WHAT TO WORK ON: Using the listing below, say how many lines have the string "name" in them, giving the number alone.

DATA:
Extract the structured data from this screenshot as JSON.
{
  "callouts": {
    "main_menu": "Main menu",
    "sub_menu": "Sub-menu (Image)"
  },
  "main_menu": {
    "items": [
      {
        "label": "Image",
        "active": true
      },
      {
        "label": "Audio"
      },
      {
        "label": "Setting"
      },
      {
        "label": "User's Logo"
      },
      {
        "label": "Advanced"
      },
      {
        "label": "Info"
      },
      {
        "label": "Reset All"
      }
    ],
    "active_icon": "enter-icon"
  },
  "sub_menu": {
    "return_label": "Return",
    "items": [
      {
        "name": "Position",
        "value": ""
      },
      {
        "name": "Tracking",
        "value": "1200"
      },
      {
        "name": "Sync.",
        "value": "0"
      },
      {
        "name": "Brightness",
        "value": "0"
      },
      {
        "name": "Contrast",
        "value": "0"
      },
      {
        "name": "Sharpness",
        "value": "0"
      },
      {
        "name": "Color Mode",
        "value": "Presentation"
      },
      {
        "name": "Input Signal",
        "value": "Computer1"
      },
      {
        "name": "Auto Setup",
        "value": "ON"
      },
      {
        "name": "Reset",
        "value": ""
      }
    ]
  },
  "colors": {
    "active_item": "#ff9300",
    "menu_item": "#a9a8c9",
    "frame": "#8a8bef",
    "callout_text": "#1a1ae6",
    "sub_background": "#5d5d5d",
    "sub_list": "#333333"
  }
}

WRITTEN ANSWER: 10